UMBC recognizes that the use of technology is instrumental in
enabling learning, advancing research, facilitating business
functions, and enhancing the quality of citizens' lives. UMBC,
therefore, has developed, and regularly, updates a Strategic Plan
for Information Technology (April, 2000) to ensure that
technology enhances the quality of the campus' teaching and
learning, research, and administrative services. UMBC's Strategic
Plan for Information Technology responds to the Regents' mandate
that graduates from USM institutions be technologically fluent.

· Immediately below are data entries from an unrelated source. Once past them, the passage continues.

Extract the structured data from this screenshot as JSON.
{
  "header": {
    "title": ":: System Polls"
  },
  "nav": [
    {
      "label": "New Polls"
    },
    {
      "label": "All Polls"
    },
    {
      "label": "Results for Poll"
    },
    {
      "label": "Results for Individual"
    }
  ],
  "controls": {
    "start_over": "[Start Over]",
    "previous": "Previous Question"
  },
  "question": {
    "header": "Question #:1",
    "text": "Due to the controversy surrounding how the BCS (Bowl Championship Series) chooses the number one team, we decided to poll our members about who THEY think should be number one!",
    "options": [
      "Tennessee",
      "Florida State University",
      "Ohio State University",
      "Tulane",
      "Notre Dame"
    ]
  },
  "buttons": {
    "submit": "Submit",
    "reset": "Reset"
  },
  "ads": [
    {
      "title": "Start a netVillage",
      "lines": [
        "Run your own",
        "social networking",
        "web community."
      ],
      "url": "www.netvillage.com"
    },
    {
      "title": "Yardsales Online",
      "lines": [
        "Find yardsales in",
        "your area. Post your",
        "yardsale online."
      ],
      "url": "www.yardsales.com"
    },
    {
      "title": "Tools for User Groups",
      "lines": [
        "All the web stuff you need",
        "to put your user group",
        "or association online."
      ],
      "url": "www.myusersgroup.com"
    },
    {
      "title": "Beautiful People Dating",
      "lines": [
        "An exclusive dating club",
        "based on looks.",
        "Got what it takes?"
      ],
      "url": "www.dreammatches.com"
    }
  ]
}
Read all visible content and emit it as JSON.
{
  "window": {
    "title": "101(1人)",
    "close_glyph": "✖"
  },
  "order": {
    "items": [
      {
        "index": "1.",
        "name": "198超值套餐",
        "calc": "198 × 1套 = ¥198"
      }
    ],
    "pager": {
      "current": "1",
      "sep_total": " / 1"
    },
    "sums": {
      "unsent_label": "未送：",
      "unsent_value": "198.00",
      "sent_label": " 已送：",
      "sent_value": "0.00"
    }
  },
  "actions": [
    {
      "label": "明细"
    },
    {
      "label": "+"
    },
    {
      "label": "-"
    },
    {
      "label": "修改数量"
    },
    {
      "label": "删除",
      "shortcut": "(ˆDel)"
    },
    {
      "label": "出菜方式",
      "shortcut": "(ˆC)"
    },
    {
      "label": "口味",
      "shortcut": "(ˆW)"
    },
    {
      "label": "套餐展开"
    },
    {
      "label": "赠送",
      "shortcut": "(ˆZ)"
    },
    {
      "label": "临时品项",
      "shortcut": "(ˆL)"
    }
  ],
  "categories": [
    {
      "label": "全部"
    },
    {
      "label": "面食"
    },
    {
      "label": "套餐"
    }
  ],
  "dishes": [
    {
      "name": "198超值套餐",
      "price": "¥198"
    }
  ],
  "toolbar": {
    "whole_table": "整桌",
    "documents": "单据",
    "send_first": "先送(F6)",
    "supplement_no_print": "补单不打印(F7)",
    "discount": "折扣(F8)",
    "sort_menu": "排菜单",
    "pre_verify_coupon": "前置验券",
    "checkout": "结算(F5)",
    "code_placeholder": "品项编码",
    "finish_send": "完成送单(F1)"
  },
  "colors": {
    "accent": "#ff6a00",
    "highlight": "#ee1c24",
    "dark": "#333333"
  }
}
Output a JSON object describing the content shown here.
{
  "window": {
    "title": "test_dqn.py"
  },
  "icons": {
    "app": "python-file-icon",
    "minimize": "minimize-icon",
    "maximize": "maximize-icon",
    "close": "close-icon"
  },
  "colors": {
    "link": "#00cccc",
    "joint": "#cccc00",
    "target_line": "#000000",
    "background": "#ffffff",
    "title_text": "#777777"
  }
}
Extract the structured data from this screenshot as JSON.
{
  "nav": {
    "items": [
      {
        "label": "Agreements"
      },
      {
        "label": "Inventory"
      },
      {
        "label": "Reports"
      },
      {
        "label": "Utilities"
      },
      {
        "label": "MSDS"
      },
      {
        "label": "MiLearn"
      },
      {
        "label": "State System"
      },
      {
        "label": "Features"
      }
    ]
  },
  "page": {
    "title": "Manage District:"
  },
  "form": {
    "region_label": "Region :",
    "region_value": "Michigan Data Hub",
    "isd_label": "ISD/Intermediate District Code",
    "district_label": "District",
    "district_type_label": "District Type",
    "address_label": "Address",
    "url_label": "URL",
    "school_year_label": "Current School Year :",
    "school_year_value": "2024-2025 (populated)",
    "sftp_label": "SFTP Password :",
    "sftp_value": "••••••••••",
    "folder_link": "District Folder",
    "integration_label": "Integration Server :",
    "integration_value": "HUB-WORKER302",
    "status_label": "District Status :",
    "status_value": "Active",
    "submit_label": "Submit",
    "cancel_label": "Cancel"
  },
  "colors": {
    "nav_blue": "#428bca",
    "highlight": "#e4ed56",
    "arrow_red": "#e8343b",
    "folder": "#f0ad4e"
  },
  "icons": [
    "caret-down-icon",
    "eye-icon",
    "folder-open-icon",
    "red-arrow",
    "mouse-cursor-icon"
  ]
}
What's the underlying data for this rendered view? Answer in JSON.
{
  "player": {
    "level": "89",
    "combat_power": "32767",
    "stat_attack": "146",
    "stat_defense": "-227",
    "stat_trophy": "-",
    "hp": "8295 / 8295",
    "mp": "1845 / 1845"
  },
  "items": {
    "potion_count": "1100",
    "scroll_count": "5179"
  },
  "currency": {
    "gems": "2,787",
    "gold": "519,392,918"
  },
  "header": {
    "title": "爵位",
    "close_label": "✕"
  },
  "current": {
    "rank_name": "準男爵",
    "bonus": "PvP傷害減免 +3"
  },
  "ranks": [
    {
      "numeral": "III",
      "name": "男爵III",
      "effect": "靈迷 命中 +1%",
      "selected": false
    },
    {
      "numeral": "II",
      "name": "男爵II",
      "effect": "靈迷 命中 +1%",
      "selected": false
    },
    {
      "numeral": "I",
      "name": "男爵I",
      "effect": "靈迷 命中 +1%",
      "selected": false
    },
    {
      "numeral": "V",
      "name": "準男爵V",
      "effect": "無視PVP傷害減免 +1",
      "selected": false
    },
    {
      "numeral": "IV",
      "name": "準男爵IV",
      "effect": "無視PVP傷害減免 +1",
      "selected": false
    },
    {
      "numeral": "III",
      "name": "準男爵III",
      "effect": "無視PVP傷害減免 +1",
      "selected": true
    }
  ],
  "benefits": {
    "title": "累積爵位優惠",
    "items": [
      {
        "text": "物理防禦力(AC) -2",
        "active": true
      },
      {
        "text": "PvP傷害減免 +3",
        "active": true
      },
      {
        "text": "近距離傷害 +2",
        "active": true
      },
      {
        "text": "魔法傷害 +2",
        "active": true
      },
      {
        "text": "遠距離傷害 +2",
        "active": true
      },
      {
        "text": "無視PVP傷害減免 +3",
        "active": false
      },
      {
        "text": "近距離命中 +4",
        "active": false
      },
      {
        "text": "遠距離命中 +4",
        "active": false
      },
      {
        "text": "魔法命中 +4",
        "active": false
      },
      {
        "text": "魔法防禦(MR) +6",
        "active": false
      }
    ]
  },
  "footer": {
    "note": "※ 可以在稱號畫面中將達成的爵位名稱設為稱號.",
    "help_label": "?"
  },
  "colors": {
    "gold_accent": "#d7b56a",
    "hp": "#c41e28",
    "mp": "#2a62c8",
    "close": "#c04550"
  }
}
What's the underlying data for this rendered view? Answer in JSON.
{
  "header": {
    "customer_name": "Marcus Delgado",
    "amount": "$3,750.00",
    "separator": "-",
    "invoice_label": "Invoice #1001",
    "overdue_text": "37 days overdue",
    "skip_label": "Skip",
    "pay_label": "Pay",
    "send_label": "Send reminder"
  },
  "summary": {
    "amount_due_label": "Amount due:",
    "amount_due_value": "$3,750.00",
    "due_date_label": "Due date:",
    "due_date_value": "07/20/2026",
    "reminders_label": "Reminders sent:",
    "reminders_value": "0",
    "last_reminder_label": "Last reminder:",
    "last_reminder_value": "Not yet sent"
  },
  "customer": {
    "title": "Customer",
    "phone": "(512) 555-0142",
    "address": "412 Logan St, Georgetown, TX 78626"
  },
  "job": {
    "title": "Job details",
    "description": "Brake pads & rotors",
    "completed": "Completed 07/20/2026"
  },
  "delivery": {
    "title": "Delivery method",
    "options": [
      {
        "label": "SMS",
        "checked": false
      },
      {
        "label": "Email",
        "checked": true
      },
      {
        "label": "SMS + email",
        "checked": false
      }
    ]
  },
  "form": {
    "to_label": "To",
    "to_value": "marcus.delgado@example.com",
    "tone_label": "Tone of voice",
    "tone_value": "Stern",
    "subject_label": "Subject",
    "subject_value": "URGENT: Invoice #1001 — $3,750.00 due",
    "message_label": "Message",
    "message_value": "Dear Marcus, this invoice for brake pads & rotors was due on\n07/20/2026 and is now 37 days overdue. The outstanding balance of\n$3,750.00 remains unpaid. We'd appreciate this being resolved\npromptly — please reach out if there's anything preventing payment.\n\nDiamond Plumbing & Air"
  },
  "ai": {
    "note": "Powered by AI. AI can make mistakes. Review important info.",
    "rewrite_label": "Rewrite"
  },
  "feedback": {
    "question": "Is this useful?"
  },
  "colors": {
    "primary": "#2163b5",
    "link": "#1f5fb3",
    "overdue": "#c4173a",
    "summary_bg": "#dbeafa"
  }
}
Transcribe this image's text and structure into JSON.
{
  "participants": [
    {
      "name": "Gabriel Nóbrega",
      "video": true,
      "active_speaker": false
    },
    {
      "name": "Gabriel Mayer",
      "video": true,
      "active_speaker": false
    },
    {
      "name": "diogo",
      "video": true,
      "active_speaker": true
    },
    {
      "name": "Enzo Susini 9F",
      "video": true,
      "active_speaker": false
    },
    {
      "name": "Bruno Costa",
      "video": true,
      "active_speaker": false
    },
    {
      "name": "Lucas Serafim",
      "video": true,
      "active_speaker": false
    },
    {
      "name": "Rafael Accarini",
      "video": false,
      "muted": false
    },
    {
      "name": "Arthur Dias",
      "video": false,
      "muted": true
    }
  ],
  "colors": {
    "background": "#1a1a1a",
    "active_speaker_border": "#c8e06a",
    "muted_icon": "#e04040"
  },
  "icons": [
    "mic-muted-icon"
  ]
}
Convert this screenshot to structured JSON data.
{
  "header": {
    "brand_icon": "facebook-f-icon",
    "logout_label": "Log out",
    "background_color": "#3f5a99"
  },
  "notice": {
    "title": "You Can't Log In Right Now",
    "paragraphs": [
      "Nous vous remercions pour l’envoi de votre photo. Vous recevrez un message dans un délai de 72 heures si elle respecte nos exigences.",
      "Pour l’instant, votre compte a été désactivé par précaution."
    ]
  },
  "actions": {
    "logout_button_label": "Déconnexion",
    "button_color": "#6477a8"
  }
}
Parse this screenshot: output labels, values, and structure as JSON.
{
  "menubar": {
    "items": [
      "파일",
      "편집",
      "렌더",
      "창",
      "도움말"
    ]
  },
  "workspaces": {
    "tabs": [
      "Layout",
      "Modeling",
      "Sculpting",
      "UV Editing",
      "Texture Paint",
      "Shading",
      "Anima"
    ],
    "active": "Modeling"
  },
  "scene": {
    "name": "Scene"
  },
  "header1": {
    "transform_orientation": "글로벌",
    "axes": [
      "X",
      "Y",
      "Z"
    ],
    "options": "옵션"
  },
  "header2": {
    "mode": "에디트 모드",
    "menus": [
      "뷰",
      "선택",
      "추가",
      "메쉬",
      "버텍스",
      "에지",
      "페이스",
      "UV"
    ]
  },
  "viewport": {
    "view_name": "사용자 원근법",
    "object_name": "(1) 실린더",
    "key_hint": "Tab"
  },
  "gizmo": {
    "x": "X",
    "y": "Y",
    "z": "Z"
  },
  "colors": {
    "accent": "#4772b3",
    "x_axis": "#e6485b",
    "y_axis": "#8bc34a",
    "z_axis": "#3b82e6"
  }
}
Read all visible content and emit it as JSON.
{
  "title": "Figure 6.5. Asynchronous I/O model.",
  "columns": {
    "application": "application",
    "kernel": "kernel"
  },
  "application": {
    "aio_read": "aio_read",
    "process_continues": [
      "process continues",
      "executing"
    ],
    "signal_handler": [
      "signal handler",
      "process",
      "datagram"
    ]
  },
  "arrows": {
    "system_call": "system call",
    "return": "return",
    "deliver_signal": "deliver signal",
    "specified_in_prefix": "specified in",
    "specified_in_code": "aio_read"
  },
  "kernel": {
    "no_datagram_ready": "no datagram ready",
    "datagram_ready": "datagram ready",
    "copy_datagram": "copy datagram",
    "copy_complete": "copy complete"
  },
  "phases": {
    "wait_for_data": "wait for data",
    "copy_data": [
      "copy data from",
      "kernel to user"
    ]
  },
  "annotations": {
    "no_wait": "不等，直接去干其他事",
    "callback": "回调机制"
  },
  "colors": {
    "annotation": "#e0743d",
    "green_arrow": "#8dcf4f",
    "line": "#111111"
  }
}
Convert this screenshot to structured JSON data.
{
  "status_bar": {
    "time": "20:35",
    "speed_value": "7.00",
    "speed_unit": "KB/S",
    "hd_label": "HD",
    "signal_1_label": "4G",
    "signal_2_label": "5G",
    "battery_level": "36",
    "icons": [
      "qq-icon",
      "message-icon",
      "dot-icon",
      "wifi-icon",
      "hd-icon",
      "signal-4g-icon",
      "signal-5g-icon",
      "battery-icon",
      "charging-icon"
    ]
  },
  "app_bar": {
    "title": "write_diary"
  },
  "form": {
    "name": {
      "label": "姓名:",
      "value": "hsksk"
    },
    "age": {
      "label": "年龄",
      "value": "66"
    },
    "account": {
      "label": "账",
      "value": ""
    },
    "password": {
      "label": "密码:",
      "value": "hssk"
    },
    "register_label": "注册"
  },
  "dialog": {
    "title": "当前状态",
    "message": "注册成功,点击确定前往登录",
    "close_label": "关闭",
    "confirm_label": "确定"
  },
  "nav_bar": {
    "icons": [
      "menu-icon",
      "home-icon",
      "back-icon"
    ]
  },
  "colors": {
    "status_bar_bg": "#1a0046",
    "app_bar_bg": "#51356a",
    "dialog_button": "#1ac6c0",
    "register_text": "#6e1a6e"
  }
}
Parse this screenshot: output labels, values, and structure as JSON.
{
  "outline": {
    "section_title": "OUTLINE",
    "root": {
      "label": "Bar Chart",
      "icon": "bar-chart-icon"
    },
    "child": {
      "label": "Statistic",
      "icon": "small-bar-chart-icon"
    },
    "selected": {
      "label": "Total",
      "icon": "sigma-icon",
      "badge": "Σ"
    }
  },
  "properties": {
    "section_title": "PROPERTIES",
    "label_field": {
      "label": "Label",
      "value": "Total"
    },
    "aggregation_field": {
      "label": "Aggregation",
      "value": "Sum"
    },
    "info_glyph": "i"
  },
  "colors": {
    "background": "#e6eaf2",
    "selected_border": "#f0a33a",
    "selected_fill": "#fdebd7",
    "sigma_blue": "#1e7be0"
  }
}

UMBC recognizes the importance of technology fluency in promoting
success in employment and  enhancing lifelong learning and
communication capabilities. It is the intent of this policy to
ensure that UMBC graduates will possess the information
technology related skills that define technology fluency as a
result of curricular focus, instructional strategies, and
exposure to technology as members of the UMBC community.

In order to accomplish the goals of UMBC's Strategic Plan for
Information Technology and to implement this policy, UMBC
students must have access to computing, software, and the
internet. UMBC initiated its Assured Access to Computing Policy
in 2001 to ensure such access. In so doing and recognizing that
appropriate applications of information technology in teaching
and learning will vary according to discipline and by course,
UMBC faculty now are free to incorporate online resources and
methods into their teaching and require students to complete
assignments that entail use of those resources and methods.  This
policy, therefore, incorporates UMBC's Strategic Plan for
Information Technology as well as its Assured Access to Computing

UMBC graduates will possess the ability to use information
technology to help define research agendas and goals, identify
and evaluate information sources, develop write and edit reports
and papers, and meet other course requirements (i.e., online
information research, analysis, and writing skills); present
their work through a variety of online or technology assisted
means such as web pages, email, online forums and presentation
software (i.e, publishing/presentation skills); and bring
appropriate technology to bear on the problems within their
disciplines and have knowledge of technological tools relevant to
their disciplines and to being an active member of society (i.e.,
problem solving).

In addition to the incorporation of UMBC's Strategic Plan for
Information Technology and  its Assured Access to Computing
Policy into this policy, UMBC will achieve the goals of this
policy in the following ways:

    provide training beyond the classroom to students to enable
     the effective use of information technology and develop a 
     level of information literacy (currently provided by the 
     Office of Information Technology, and the library);

    continue to enhance UMBC's required composition course
     (English 101) and other composition courses which teach
     technology skills;

    offer required courses that teach technology skills within
     the major;

    technologically enhance other courses within the disciplines
     as appropriate to each discipline;

    make technology an integral part of all aspects of
     university life by continued use of technology to deliver 
     student services (such as registering for classes, viewing 
     account balances, accessing the schedule of classes and 
     checking the status of library books)


UMBC recognizes the need to evaluate the effectiveness with which
it implements its instructional activities and accomplishes its
technology fluency goals. UMBC will assess the degree to which
its students achieve technology fluency by the monitoring and
reporting of its assured access program; regular assessment of
its required courses in composition and those within the major
(especially at the senior level) that contain a technology
component; and regular surveying its alumni. The Office of the
Provost working with the Office of Institutional Research shall
be responsible for such assessment.

In addition, all academic program reviews shall address the issue
of technology fluency.  New program proposals also shall include
a plan achieving technology fluency.

February 2002